BEGIN

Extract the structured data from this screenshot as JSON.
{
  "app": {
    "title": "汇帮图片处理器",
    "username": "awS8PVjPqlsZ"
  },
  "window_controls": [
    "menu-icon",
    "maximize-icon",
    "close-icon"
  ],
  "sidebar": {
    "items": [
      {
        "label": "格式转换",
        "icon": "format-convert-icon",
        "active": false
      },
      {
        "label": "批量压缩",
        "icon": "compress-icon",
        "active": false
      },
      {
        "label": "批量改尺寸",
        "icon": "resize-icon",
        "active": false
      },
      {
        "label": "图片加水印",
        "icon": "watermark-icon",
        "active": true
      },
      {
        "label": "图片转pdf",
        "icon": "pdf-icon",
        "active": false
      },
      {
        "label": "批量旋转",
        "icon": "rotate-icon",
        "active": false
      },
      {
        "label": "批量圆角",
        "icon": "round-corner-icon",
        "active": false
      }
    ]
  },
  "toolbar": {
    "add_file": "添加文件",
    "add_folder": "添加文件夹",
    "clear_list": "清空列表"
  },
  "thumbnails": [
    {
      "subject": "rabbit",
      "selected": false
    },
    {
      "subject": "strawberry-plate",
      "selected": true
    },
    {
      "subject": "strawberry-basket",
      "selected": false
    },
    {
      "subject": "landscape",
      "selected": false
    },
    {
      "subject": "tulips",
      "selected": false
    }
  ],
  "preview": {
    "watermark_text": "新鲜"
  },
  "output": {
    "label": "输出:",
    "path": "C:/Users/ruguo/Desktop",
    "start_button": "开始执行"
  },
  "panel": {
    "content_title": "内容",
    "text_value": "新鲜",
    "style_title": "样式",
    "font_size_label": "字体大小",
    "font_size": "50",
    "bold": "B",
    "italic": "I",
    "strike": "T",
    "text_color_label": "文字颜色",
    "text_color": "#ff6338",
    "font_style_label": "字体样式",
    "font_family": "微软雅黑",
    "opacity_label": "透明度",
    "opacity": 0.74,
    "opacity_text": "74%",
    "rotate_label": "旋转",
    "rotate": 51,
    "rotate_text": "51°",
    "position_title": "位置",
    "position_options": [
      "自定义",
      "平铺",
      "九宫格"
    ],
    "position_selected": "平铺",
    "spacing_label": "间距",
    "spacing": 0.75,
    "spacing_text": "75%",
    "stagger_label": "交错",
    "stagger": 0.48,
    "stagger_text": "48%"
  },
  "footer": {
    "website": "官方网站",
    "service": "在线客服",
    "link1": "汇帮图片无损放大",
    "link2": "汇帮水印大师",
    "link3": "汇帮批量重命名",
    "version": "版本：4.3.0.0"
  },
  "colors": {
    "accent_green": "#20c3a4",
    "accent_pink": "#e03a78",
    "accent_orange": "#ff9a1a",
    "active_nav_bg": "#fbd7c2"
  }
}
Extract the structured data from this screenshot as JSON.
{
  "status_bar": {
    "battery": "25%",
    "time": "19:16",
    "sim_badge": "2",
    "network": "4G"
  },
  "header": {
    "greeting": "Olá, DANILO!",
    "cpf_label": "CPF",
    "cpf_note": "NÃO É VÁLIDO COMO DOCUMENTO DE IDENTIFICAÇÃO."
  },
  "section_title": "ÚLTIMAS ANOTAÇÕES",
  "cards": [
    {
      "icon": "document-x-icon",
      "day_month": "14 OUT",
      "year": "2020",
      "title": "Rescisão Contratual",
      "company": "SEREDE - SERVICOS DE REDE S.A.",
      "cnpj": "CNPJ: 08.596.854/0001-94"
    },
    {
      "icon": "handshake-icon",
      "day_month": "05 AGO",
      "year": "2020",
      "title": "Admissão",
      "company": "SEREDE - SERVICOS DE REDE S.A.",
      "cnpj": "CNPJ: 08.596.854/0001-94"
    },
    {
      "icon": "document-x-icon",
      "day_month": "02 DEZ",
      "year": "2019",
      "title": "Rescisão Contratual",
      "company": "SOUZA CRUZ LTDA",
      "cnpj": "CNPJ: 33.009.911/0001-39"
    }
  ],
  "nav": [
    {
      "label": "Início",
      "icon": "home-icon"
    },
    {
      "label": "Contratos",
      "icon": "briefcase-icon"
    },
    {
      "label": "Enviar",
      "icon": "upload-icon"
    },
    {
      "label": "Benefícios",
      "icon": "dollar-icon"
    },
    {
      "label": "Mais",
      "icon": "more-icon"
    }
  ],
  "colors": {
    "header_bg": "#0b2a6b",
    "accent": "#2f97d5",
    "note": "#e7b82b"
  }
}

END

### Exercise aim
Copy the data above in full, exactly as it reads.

### Written solution
Extract the structured data from this screenshot as JSON.
{
  "app": {
    "title": "汇帮图片处理器",
    "username": "awS8PVjPqlsZ"
  },
  "window_controls": [
    "menu-icon",
    "maximize-icon",
    "close-icon"
  ],
  "sidebar": {
    "items": [
      {
        "label": "格式转换",
        "icon": "format-convert-icon",
        "active": false
      },
      {
        "label": "批量压缩",
        "icon": "compress-icon",
        "active": false
      },
      {
        "label": "批量改尺寸",
        "icon": "resize-icon",
        "active": false
      },
      {
        "label": "图片加水印",
        "icon": "watermark-icon",
        "active": true
      },
      {
        "label": "图片转pdf",
        "icon": "pdf-icon",
        "active": false
      },
      {
        "label": "批量旋转",
        "icon": "rotate-icon",
        "active": false
      },
      {
        "label": "批量圆角",
        "icon": "round-corner-icon",
        "active": false
      }
    ]
  },
  "toolbar": {
    "add_file": "添加文件",
    "add_folder": "添加文件夹",
    "clear_list": "清空列表"
  },
  "thumbnails": [
    {
      "subject": "rabbit",
      "selected": false
    },
    {
      "subject": "strawberry-plate",
      "selected": true
    },
    {
      "subject": "strawberry-basket",
      "selected": false
    },
    {
      "subject": "landscape",
      "selected": false
    },
    {
      "subject": "tulips",
      "selected": false
    }
  ],
  "preview": {
    "watermark_text": "新鲜"
  },
  "output": {
    "label": "输出:",
    "path": "C:/Users/ruguo/Desktop",
    "start_button": "开始执行"
  },
  "panel": {
    "content_title": "内容",
    "text_value": "新鲜",
    "style_title": "样式",
    "font_size_label": "字体大小",
    "font_size": "50",
    "bold": "B",
    "italic": "I",
    "strike": "T",
    "text_color_label": "文字颜色",
    "text_color": "#ff6338",
    "font_style_label": "字体样式",
    "font_family": "微软雅黑",
    "opacity_label": "透明度",
    "opacity": 0.74,
    "opacity_text": "74%",
    "rotate_label": "旋转",
    "rotate": 51,
    "rotate_text": "51°",
    "position_title": "位置",
    "position_options": [
      "自定义",
      "平铺",
      "九宫格"
    ],
    "position_selected": "平铺",
    "spacing_label": "间距",
    "spacing": 0.75,
    "spacing_text": "75%",
    "stagger_label": "交错",
    "stagger": 0.48,
    "stagger_text": "48%"
  },
  "footer": {
    "website": "官方网站",
    "service": "在线客服",
    "link1": "汇帮图片无损放大",
    "link2": "汇帮水印大师",
    "link3": "汇帮批量重命名",
    "version": "版本：4.3.0.0"
  },
  "colors": {
    "accent_green": "#20c3a4",
    "accent_pink": "#e03a78",
    "accent_orange": "#ff9a1a",
    "active_nav_bg": "#fbd7c2"
  }
}
Extract the structured data from this screenshot as JSON.
{
  "status_bar": {
    "battery": "25%",
    "time": "19:16",
    "sim_badge": "2",
    "network": "4G"
  },
  "header": {
    "greeting": "Olá, DANILO!",
    "cpf_label": "CPF",
    "cpf_note": "NÃO É VÁLIDO COMO DOCUMENTO DE IDENTIFICAÇÃO."
  },
  "section_title": "ÚLTIMAS ANOTAÇÕES",
  "cards": [
    {
      "icon": "document-x-icon",
      "day_month": "14 OUT",
      "year": "2020",
      "title": "Rescisão Contratual",
      "company": "SEREDE - SERVICOS DE REDE S.A.",
      "cnpj": "CNPJ: 08.596.854/0001-94"
    },
    {
      "icon": "handshake-icon",
      "day_month": "05 AGO",
      "year": "2020",
      "title": "Admissão",
      "company": "SEREDE - SERVICOS DE REDE S.A.",
      "cnpj": "CNPJ: 08.596.854/0001-94"
    },
    {
      "icon": "document-x-icon",
      "day_month": "02 DEZ",
      "year": "2019",
      "title": "Rescisão Contratual",
      "company": "SOUZA CRUZ LTDA",
      "cnpj": "CNPJ: 33.009.911/0001-39"
    }
  ],
  "nav": [
    {
      "label": "Início",
      "icon": "home-icon"
    },
    {
      "label": "Contratos",
      "icon": "briefcase-icon"
    },
    {
      "label": "Enviar",
      "icon": "upload-icon"
    },
    {
      "label": "Benefícios",
      "icon": "dollar-icon"
    },
    {
      "label": "Mais",
      "icon": "more-icon"
    }
  ],
  "colors": {
    "header_bg": "#0b2a6b",
    "accent": "#2f97d5",
    "note": "#e7b82b"
  }
}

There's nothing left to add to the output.